Instructions for the task ▸
Every line of the entries with the word "title" in it should be shown.

[Stored items from a collection]
■ ■ ■ ■
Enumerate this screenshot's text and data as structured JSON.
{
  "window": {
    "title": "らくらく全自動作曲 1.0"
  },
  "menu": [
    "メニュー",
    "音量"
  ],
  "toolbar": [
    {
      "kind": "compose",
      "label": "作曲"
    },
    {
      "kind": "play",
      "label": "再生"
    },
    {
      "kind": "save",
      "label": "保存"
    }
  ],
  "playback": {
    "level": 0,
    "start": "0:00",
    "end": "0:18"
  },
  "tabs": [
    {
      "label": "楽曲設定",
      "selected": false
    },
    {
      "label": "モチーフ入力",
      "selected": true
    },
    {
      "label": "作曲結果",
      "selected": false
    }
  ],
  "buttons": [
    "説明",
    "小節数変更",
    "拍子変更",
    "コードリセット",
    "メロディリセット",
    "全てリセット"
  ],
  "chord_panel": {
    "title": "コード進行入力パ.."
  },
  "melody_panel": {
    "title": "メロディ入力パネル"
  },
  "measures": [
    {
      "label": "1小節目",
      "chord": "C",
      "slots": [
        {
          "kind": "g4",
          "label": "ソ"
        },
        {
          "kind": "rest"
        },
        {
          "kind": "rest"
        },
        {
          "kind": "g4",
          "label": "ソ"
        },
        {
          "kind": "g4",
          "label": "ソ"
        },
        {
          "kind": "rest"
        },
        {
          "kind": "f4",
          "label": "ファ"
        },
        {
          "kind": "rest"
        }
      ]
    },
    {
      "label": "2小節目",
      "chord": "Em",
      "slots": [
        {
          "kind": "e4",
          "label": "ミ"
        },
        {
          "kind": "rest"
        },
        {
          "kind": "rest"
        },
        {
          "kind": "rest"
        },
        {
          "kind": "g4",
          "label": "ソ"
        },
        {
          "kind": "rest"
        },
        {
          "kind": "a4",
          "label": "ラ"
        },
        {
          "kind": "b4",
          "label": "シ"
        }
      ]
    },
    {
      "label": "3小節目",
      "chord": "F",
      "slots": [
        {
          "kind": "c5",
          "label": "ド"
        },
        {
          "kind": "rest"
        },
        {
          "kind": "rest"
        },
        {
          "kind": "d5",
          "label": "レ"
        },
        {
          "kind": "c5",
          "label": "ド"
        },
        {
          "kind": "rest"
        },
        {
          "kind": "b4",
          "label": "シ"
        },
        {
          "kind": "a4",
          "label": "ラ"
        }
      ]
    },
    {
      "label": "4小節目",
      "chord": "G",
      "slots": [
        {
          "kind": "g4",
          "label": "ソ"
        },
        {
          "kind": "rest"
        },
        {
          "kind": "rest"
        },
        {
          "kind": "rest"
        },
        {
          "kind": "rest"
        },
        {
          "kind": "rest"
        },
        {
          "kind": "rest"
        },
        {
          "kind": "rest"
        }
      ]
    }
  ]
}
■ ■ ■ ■
Answer below ▸
    "title": "らくらく全自動作曲 1.0"
    "title": "コード進行入力パ.."
    "title": "メロディ入力パネル"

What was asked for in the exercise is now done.